  • SPORT
  • 4 min read

Novak Djokovic used his experience to overcome American Ben Shelton as the Serbian battled past his 20-year-old challenger 6-3 6-2 7-6(4) to reach his 10th U.S. Open final on Arthur Ashe Stadium on Friday.

Shelton had flummoxed opponents in New York with his big serve, but the 36-year-old second seed Djokovic was able to harness his experience to neutralise a third-set surge from the young American.

He next faces the winner of a match between top seed and defending champion Carlos Alcaraz and third seed Daniil Medvedev.

“Obviously I knew that he’s got a lot of firepower. He has an amazing pop on the serve, he’s just so dynamic and very unpredictable what comes next,” said Djokovic. “I just had to stay there mentally, present, calm, and focus on the game plan.”

Already assured of returning to the top of the world rankings when they are updated after the tournament, Djokovic will continue the hunt for his 24th Grand Slam title to match Margaret Court’s all-time singles record on Sunday.

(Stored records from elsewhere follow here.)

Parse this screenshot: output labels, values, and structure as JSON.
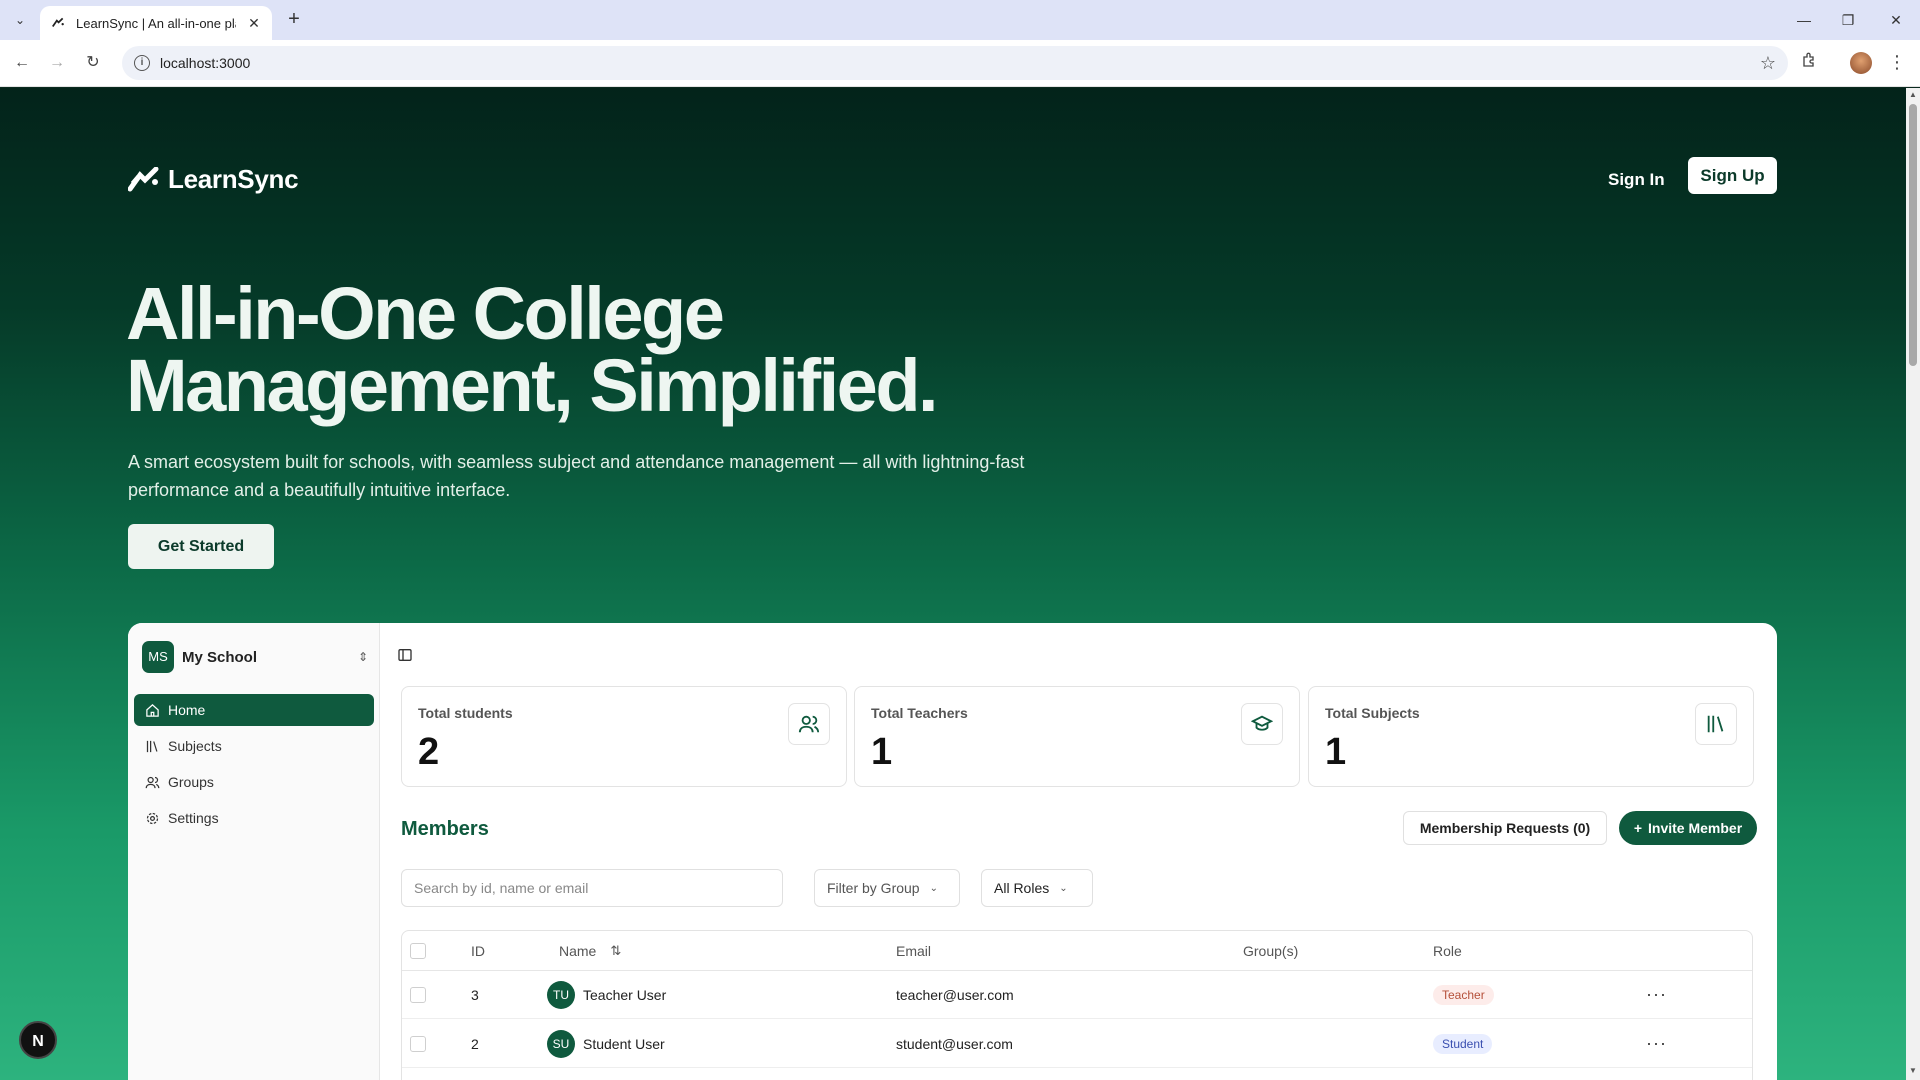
{
  "browser": {
    "tab_title": "LearnSync | An all-in-one platfo",
    "url": "localhost:3000"
  },
  "header": {
    "logo_text": "LearnSync",
    "sign_in": "Sign In",
    "sign_up": "Sign Up"
  },
  "hero": {
    "title_line1": "All-in-One College",
    "title_line2": "Management, Simplified.",
    "subtitle": "A smart ecosystem built for schools, with seamless subject and attendance management — all with lightning-fast performance and a beautifully intuitive interface.",
    "cta": "Get Started"
  },
  "app": {
    "school": {
      "initials": "MS",
      "name": "My School"
    },
    "nav": [
      {
        "label": "Home",
        "icon": "home-icon",
        "active": true
      },
      {
        "label": "Subjects",
        "icon": "books-icon",
        "active": false
      },
      {
        "label": "Groups",
        "icon": "users-icon",
        "active": false
      },
      {
        "label": "Settings",
        "icon": "gear-icon",
        "active": false
      }
    ],
    "stats": [
      {
        "label": "Total students",
        "value": "2",
        "icon": "users-icon"
      },
      {
        "label": "Total Teachers",
        "value": "1",
        "icon": "graduation-cap-icon"
      },
      {
        "label": "Total Subjects",
        "value": "1",
        "icon": "library-icon"
      }
    ],
    "members": {
      "title": "Members",
      "requests_button": "Membership Requests (0)",
      "invite_button": "Invite Member",
      "search_placeholder": "Search by id, name or email",
      "filter_group": "Filter by Group",
      "filter_role": "All Roles",
      "columns": [
        "ID",
        "Name",
        "Email",
        "Group(s)",
        "Role"
      ],
      "rows": [
        {
          "id": "3",
          "initials": "TU",
          "name": "Teacher User",
          "email": "teacher@user.com",
          "groups": "",
          "role": "Teacher"
        },
        {
          "id": "2",
          "initials": "SU",
          "name": "Student User",
          "email": "student@user.com",
          "groups": "",
          "role": "Student"
        }
      ]
    }
  },
  "dev_badge": "N",
  "colors": {
    "brand": "#0f5a3e",
    "hero_top": "#03231a",
    "hero_bottom": "#2db37e",
    "teacher_badge": "#fdecea",
    "student_badge": "#e8edff"
  }
}
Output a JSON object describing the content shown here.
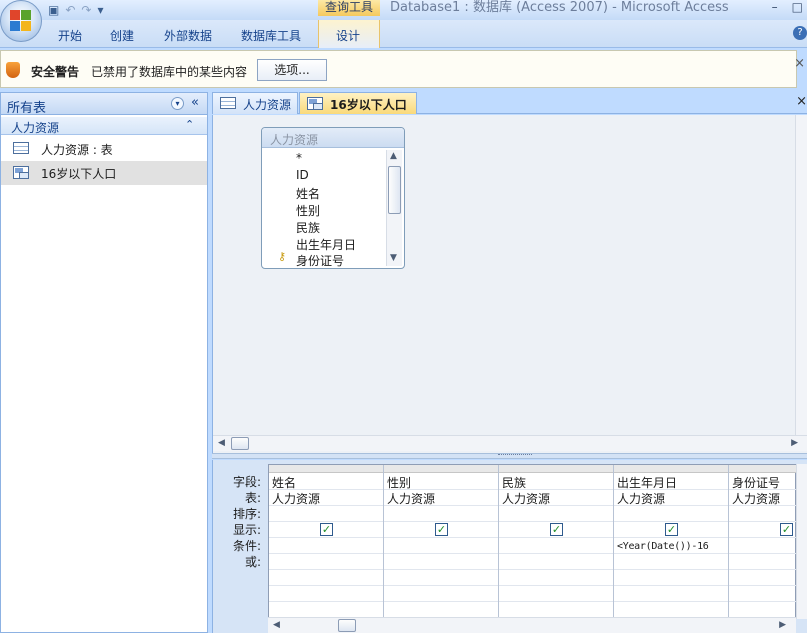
{
  "title_bar": {
    "context_tab_head": "查询工具",
    "app_title": "Database1 : 数据库 (Access 2007) - Microsoft Access",
    "minimize": "–",
    "restore": "□",
    "help": "?"
  },
  "ribbon": {
    "tabs": [
      "开始",
      "创建",
      "外部数据",
      "数据库工具",
      "设计"
    ]
  },
  "security_bar": {
    "title": "安全警告",
    "message": "已禁用了数据库中的某些内容",
    "options_button": "选项...",
    "close": "×"
  },
  "nav_pane": {
    "title": "所有表",
    "dropdown_icon": "▾",
    "collapse_icon": "«",
    "group": {
      "title": "人力资源",
      "toggle_icon": "⌃",
      "items": [
        {
          "label": "人力资源 : 表",
          "icon": "table-icon",
          "selected": false
        },
        {
          "label": "16岁以下人口",
          "icon": "query-icon",
          "selected": true
        }
      ]
    }
  },
  "document_tabs": {
    "tabs": [
      {
        "label": "人力资源",
        "icon": "table-icon",
        "active": false
      },
      {
        "label": "16岁以下人口",
        "icon": "query-icon",
        "active": true
      }
    ],
    "close": "×"
  },
  "field_list": {
    "title": "人力资源",
    "fields": [
      "*",
      "ID",
      "姓名",
      "性别",
      "民族",
      "出生年月日",
      "身份证号"
    ],
    "key_field": "身份证号"
  },
  "design_grid": {
    "row_labels": [
      "字段:",
      "表:",
      "排序:",
      "显示:",
      "条件:",
      "或:"
    ],
    "columns": [
      {
        "field": "姓名",
        "table": "人力资源",
        "show": true,
        "criteria": ""
      },
      {
        "field": "性别",
        "table": "人力资源",
        "show": true,
        "criteria": ""
      },
      {
        "field": "民族",
        "table": "人力资源",
        "show": true,
        "criteria": ""
      },
      {
        "field": "出生年月日",
        "table": "人力资源",
        "show": true,
        "criteria": "<Year(Date())-16"
      },
      {
        "field": "身份证号",
        "table": "人力资源",
        "show": true,
        "criteria": ""
      }
    ]
  }
}
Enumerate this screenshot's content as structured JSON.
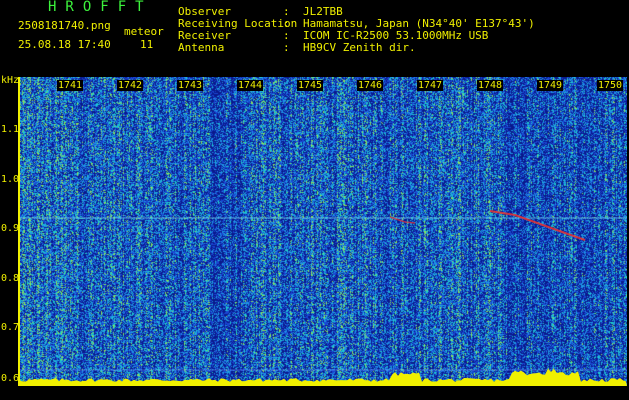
{
  "header": {
    "logo": "HROFFT",
    "filename": "2508181740.png",
    "datetime": "25.08.18 17:40",
    "meteor_label": "meteor",
    "meteor_count": "11",
    "info": [
      {
        "label": "Observer",
        "value": "JL2TBB"
      },
      {
        "label": "Receiving Location",
        "value": "Hamamatsu, Japan (N34°40' E137°43')"
      },
      {
        "label": "Receiver",
        "value": "ICOM IC-R2500 53.1000MHz USB"
      },
      {
        "label": "Antenna",
        "value": "HB9CV Zenith dir."
      }
    ],
    "separator": ":"
  },
  "spectrogram": {
    "y_unit": "kHz",
    "x_ticks": [
      "1741",
      "1742",
      "1743",
      "1744",
      "1745",
      "1746",
      "1747",
      "1748",
      "1749",
      "1750"
    ],
    "y_ticks": [
      "1.1",
      "1.0",
      "0.9",
      "0.8",
      "0.7",
      "0.6"
    ],
    "colors": {
      "noise_dark": "#0a1a8c",
      "noise_mid": "#1e4fd6",
      "noise_hot": "#19d4c9",
      "baseline": "#f0f000",
      "trace": "#e83030"
    }
  }
}
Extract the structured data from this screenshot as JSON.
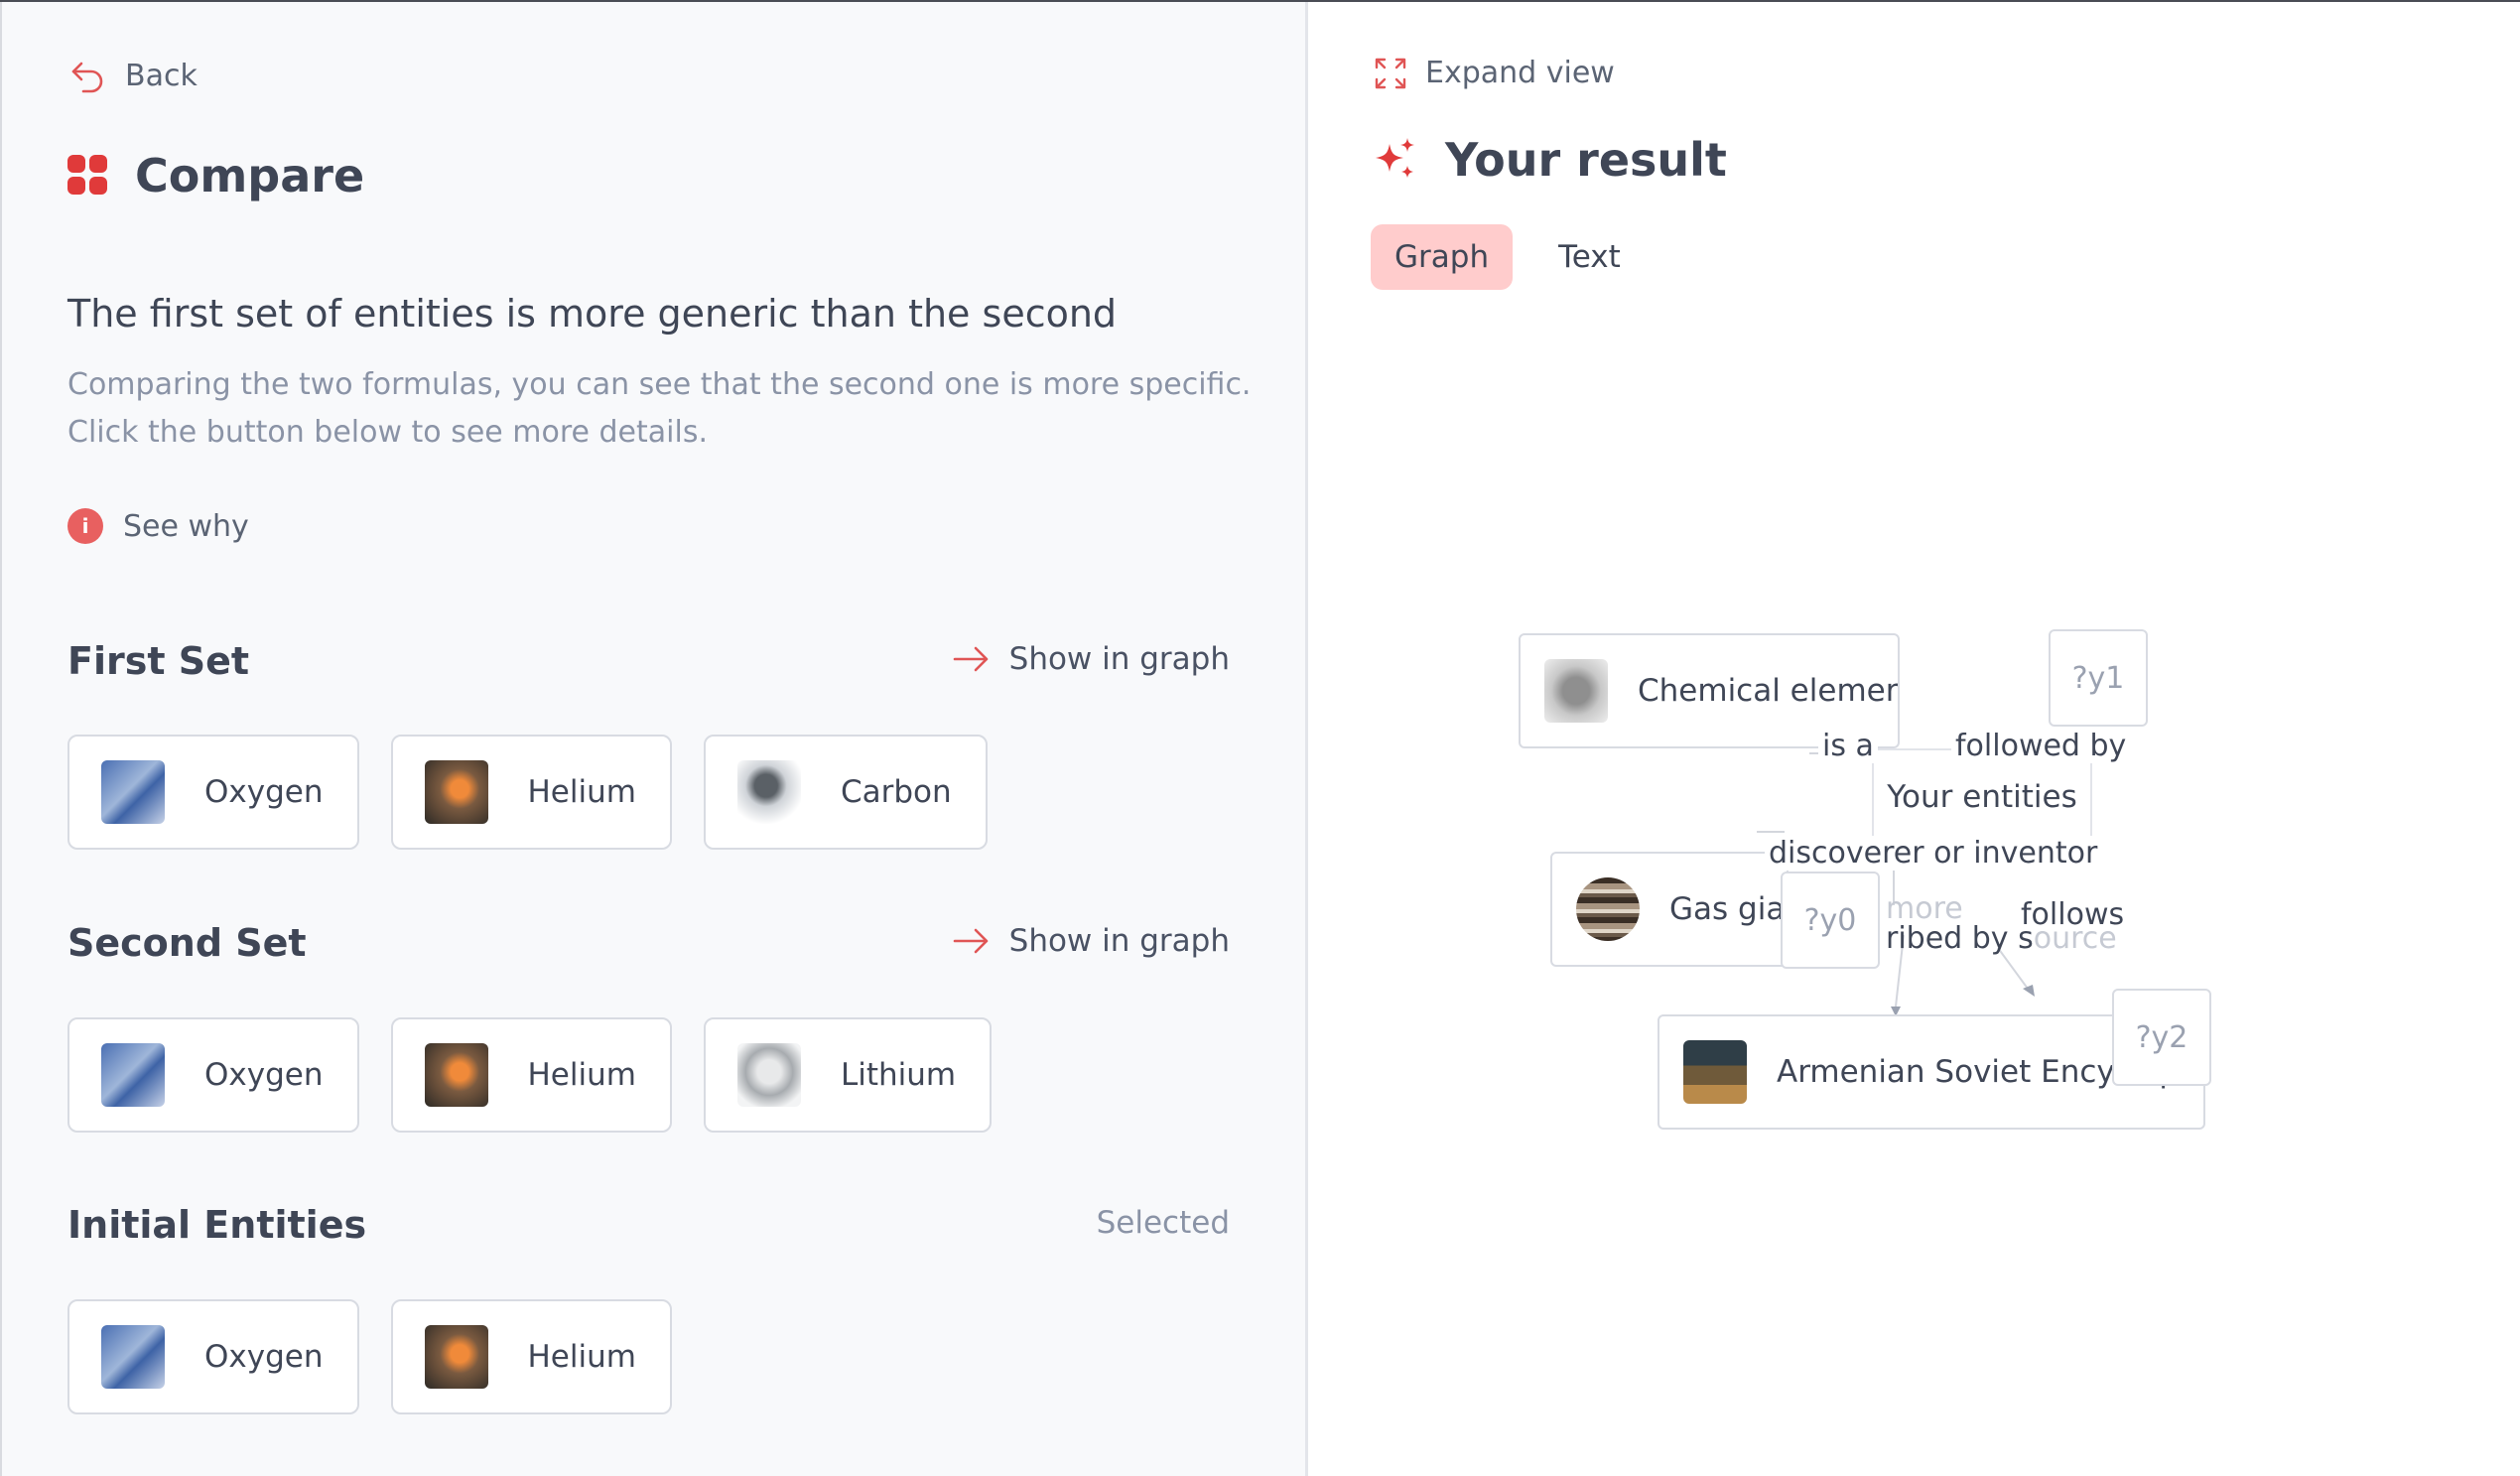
{
  "left": {
    "back_label": "Back",
    "title": "Compare",
    "headline": "The first set of entities is more generic than the second",
    "description": "Comparing the two formulas, you can see that the second one is more specific. Click the button below to see more details.",
    "see_why_label": "See why",
    "info_glyph": "i",
    "first_set": {
      "title": "First Set",
      "action_label": "Show in graph",
      "items": [
        {
          "label": "Oxygen",
          "image": "oxygen"
        },
        {
          "label": "Helium",
          "image": "helium"
        },
        {
          "label": "Carbon",
          "image": "carbon"
        }
      ]
    },
    "second_set": {
      "title": "Second Set",
      "action_label": "Show in graph",
      "items": [
        {
          "label": "Oxygen",
          "image": "oxygen"
        },
        {
          "label": "Helium",
          "image": "helium"
        },
        {
          "label": "Lithium",
          "image": "lithium"
        }
      ]
    },
    "initial_entities": {
      "title": "Initial Entities",
      "status_label": "Selected",
      "items": [
        {
          "label": "Oxygen",
          "image": "oxygen"
        },
        {
          "label": "Helium",
          "image": "helium"
        }
      ]
    }
  },
  "right": {
    "expand_label": "Expand view",
    "title": "Your result",
    "tabs": [
      {
        "label": "Graph",
        "active": true
      },
      {
        "label": "Text",
        "active": false
      }
    ],
    "graph": {
      "nodes": {
        "chemical_element": "Chemical element",
        "your_entities": "Your entities",
        "gas_giant": "Gas gian",
        "armenian": "Armenian Soviet Encyclop",
        "y0": "?y0",
        "y1": "?y1",
        "y2": "?y2"
      },
      "edges": {
        "is_a": "is a",
        "followed_by": "followed by",
        "discoverer": "discoverer or inventor",
        "described_by": "ribed by s",
        "source_faint": "ource",
        "more_faint": "more",
        "follows": "follows"
      }
    }
  },
  "colors": {
    "accent": "#e03a3a",
    "tab_active_bg": "#ffcccc",
    "muted_text": "#8a93a6"
  }
}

Shelton handed Djokovic a break in the sixth game of the first set with a series of unforced errors, and the unseeded American was unable to convert his own break point chance in the ninth.

In the second set, Shelton’s best weapon failed him as he helped Djokovic secure a break with a double fault in the fifth game and he dropped his racquet in frustration as he sent a forehand out to hand the Serb another break in the seventh.

Djokovic was competing in his 47th major semi-final while Shelton was appearing in his first. The difference in experience was apparent as the second seed broke Shelton with a fine forehand winner in the opening game of the third set.

But the American came to life late as he fended off a break point with a 143-mph (230-kph) ace in the fifth game to a chorus of cheers from the home crowd.

Playing in only his seventh U.S. Open singles match, Shelton triumphed in a 30-shot rally before converting a break point in the eighth game, humbling Djokovic, who was appearing in his 100th singles match at the hardcourt major.

Djokovic broke again in the 11th game but could not stop the set from going into a tiebreak as he swatted one into the net to allow Shelton to break back in the 12th game.

The Serb forced Shelton into a forehand error on match point and made a not-so-subtle jab at the American’s favoured celebration as he mimed answering – and hanging up – the telephone while walking to the net.

“At 36, every Grand Slam final, yeah, I don’t know, could be the last one,” Djokovic told reporters.

“I probably value these occasions and opportunities to win another slam as more than I have maybe 10 years ago, because 10 years ago I felt like, ‘Hey, I still have quite a few years ahead of me’. I don’t know how many I have ahead of me now.”

Shelton said he was taking lessons away from the tournament in what he can achieve.

“I learned a lot about myself these two weeks, knowing how, you know, deep I can go, how deep I can dig,” said Shelton.

“I kind of found a place where I can operate and still be calm and still be clear-minded but be a fierce competitor.”

The match was played under increased security after a bizarre incident on Thursday night, in which a protester glued his feet to the floor of Arthur Ashe Stadium, forcing a nearly one-hour stoppage of a semi-final match between American Coco Gauff and Czech Karolina Muchova.

Reuters